> **Exercise goal**: What lines of the data below include the word "JSON"? Report them by copying each.
━━ Information ━━
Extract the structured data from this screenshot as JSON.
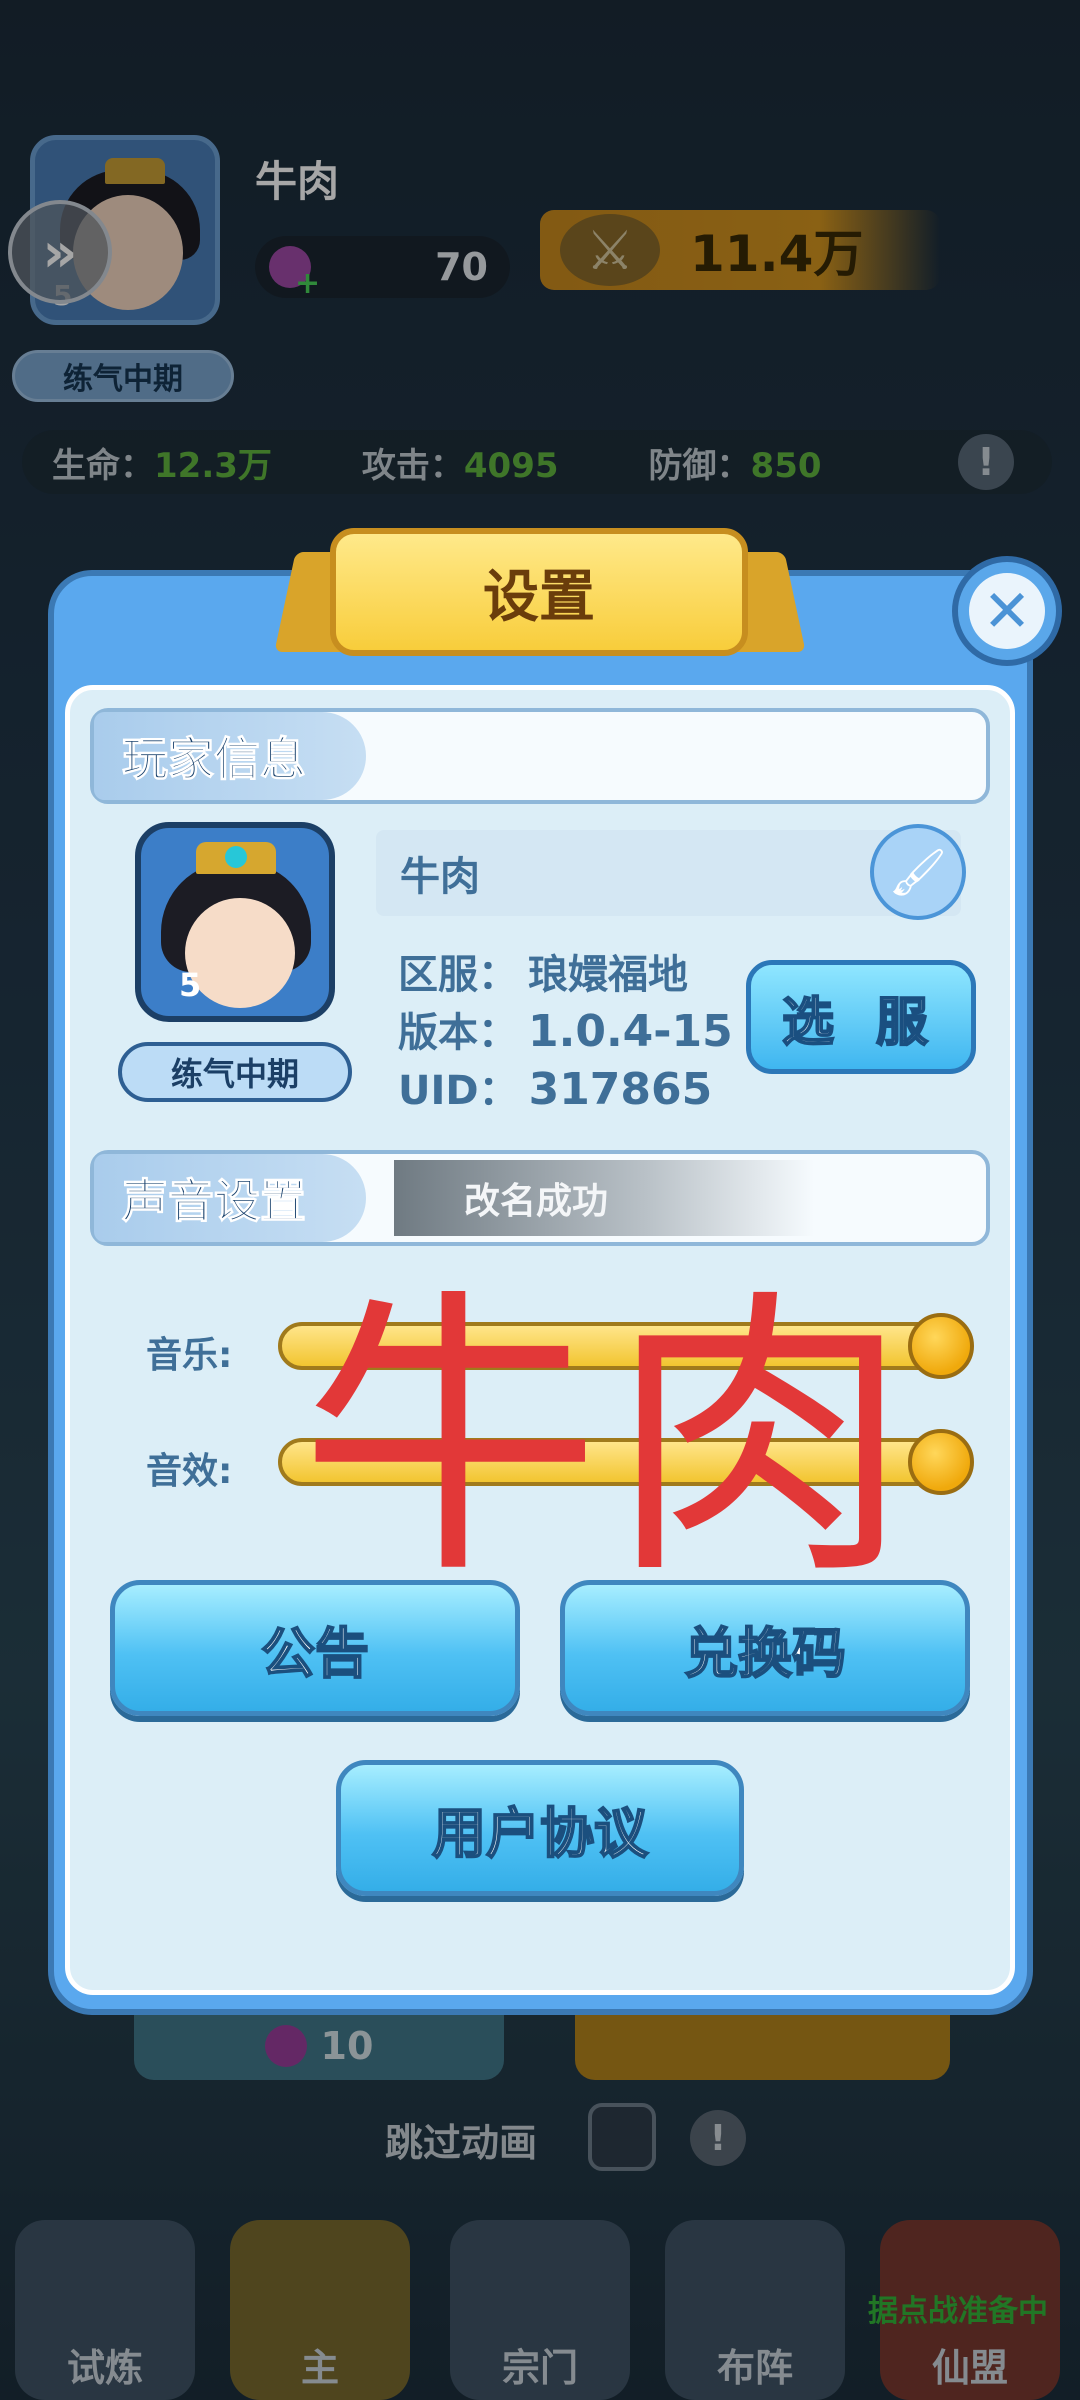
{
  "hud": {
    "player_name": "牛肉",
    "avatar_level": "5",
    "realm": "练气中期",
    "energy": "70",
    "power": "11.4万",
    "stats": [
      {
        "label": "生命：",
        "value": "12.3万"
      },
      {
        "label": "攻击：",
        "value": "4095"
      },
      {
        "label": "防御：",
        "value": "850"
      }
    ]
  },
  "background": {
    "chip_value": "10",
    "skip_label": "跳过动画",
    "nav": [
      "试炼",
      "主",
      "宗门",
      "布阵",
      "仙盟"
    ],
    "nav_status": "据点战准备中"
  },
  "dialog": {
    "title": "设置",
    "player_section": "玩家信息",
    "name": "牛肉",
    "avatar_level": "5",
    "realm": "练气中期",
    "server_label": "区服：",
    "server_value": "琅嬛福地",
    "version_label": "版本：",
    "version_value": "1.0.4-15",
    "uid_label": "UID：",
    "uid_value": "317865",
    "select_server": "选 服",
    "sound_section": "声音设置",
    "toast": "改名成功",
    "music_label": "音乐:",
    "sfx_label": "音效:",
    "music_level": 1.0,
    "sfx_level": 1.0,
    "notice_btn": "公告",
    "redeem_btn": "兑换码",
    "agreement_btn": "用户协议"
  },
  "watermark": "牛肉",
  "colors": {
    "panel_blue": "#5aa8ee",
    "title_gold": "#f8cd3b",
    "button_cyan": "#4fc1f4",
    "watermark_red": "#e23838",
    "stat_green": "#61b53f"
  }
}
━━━
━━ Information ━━
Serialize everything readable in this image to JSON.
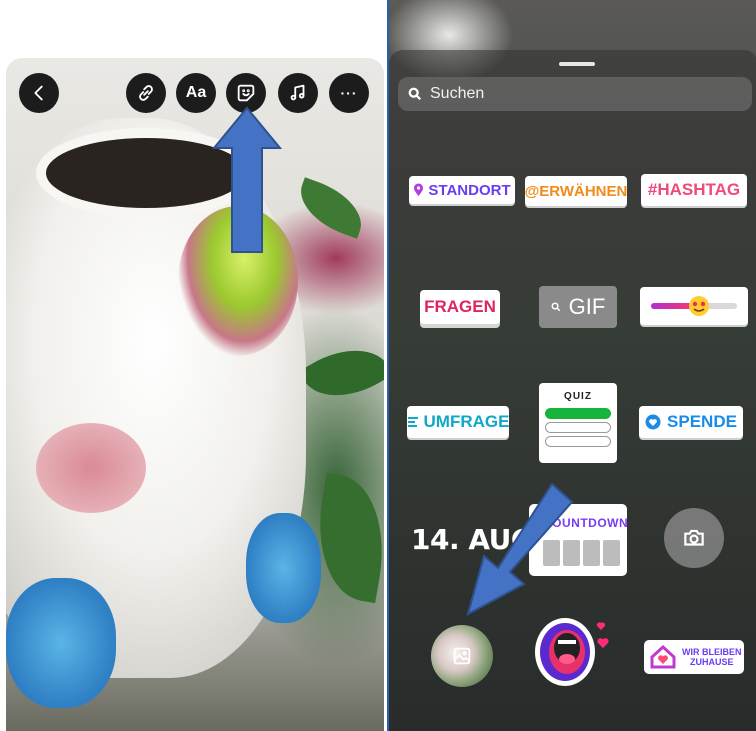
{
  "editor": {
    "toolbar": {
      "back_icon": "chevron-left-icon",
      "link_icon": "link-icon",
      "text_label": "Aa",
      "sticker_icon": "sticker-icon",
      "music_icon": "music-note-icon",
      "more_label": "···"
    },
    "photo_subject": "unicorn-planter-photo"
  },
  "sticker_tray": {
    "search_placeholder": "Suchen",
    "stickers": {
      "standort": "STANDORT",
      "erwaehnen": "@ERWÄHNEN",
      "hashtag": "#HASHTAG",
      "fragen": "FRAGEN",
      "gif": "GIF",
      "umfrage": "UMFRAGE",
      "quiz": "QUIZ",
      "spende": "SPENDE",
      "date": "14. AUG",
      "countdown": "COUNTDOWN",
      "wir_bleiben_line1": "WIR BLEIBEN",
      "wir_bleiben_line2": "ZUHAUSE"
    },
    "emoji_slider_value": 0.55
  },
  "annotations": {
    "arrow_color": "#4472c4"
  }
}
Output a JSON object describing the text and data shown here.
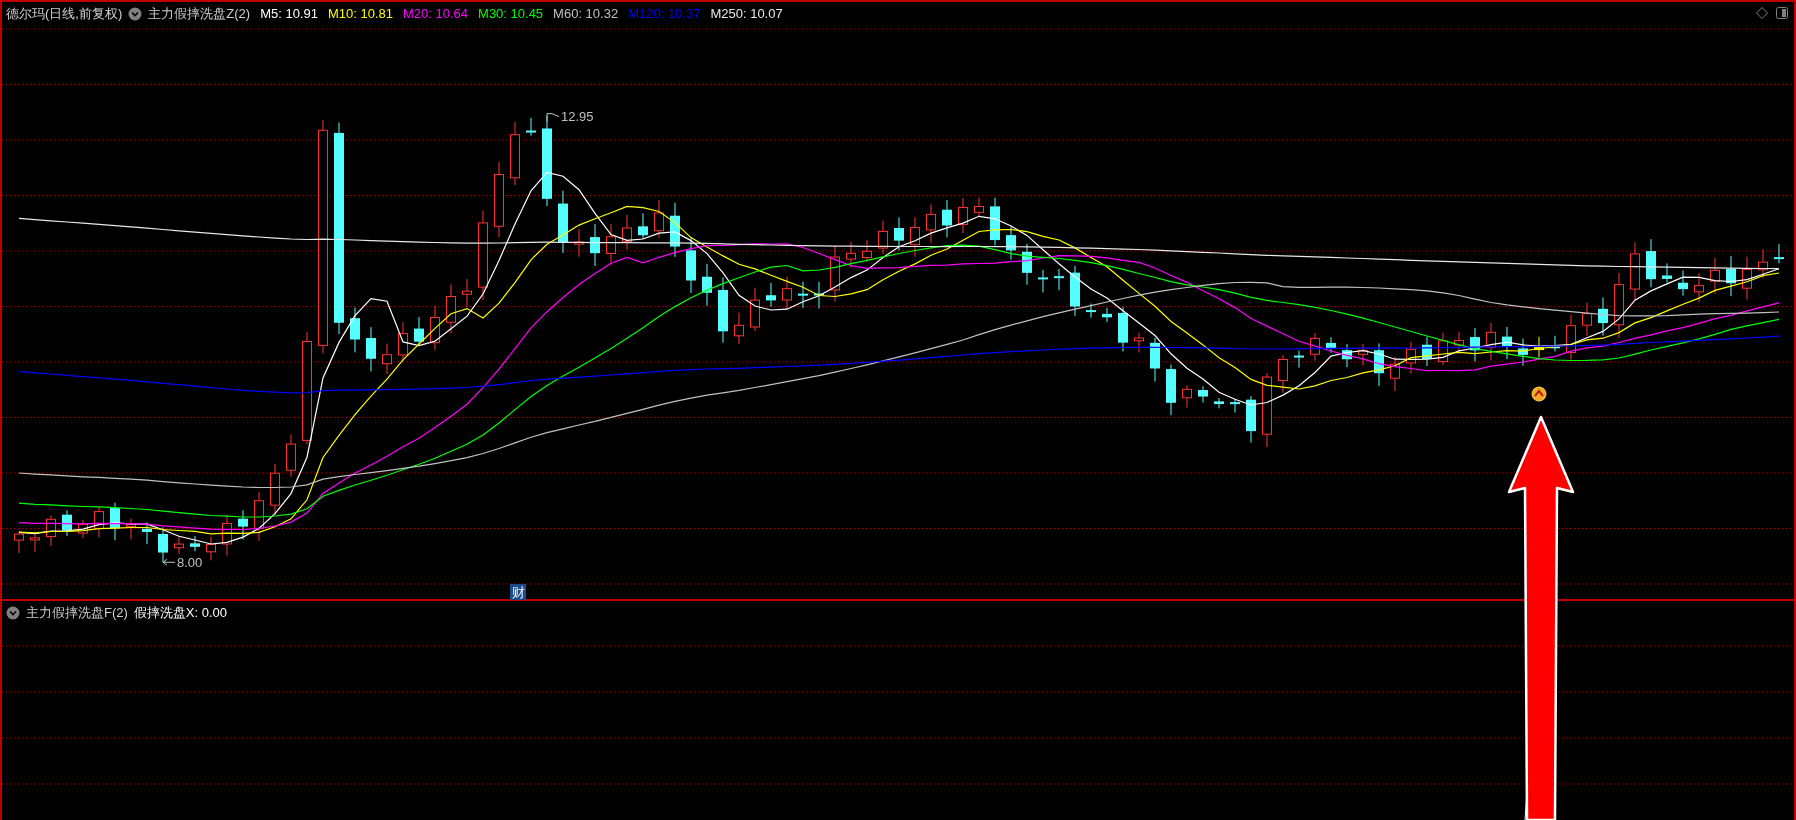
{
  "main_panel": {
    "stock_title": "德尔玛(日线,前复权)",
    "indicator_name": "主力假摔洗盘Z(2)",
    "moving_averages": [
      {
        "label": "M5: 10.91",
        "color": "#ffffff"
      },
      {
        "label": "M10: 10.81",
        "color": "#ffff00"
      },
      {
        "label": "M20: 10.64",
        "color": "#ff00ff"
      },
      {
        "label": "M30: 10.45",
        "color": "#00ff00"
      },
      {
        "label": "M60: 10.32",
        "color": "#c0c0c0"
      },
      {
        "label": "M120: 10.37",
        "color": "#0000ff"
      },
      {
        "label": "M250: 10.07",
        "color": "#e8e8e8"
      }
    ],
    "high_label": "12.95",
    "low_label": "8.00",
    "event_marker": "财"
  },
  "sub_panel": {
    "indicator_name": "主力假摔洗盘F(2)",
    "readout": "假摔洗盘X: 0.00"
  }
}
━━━
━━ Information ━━
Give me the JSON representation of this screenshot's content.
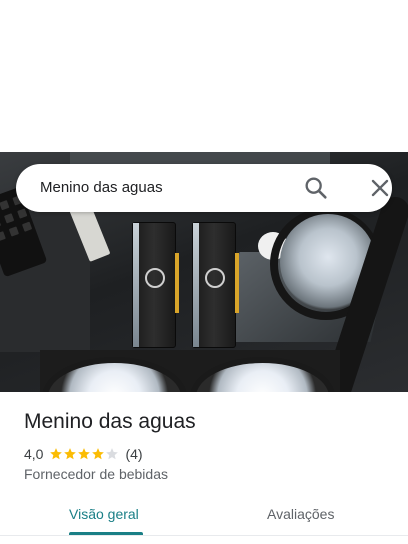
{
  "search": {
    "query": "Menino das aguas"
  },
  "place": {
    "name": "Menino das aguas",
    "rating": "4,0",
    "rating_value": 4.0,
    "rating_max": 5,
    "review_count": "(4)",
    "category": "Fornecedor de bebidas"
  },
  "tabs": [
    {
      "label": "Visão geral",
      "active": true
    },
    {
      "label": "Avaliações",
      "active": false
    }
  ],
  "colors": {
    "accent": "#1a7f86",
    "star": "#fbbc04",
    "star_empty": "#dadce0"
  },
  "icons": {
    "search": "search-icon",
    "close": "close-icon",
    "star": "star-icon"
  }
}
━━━
> **Exercise answer**:
Extract the structured data from this screenshot as JSON.
Serialize everything readable in this image to JSON.
Output a JSON object describing the text and data shown here.
Give me the JSON representation of this screenshot's content.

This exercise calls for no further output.